(Element data from apps and pages)
━━━━━━━━━━━━━━━━━━━━

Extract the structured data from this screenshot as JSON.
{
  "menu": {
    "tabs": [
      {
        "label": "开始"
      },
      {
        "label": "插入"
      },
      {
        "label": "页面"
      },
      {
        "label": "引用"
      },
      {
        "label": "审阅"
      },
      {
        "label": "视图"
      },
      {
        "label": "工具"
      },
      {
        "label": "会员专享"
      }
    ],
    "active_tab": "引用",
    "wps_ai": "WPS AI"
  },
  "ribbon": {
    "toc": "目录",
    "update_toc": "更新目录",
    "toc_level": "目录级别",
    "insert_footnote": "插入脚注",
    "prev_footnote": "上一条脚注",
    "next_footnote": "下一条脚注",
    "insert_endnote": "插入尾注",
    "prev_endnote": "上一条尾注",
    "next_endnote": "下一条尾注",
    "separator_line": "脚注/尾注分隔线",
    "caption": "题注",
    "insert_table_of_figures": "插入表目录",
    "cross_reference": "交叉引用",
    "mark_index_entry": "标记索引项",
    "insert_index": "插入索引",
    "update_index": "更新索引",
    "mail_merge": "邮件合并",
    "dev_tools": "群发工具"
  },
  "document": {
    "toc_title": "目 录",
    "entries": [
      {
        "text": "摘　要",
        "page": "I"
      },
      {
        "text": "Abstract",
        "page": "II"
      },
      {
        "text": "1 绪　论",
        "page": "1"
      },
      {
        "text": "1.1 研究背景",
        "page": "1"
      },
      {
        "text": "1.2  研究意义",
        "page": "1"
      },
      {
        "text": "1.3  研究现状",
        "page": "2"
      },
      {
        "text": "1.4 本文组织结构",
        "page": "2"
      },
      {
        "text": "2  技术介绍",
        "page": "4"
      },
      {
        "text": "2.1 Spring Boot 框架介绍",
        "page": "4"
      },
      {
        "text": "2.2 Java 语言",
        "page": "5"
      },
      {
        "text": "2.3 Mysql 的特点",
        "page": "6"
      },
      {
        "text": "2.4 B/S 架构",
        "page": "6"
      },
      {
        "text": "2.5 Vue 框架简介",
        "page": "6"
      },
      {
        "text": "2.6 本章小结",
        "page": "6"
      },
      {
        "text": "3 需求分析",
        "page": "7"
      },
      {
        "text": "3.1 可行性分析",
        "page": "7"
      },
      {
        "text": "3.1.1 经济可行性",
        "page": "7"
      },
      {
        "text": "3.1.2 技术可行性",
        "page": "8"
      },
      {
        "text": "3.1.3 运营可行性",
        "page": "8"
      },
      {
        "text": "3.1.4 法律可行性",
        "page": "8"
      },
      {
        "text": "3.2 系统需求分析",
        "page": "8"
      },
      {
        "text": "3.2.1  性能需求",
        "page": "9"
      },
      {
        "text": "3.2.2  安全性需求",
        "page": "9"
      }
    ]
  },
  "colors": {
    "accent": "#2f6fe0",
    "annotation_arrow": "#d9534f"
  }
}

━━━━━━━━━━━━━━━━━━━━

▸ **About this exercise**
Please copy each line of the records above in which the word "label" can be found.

▸ **Answer section**
        "label": "开始"
        "label": "插入"
        "label": "页面"
        "label": "引用"
        "label": "审阅"
        "label": "视图"
        "label": "工具"
        "label": "会员专享"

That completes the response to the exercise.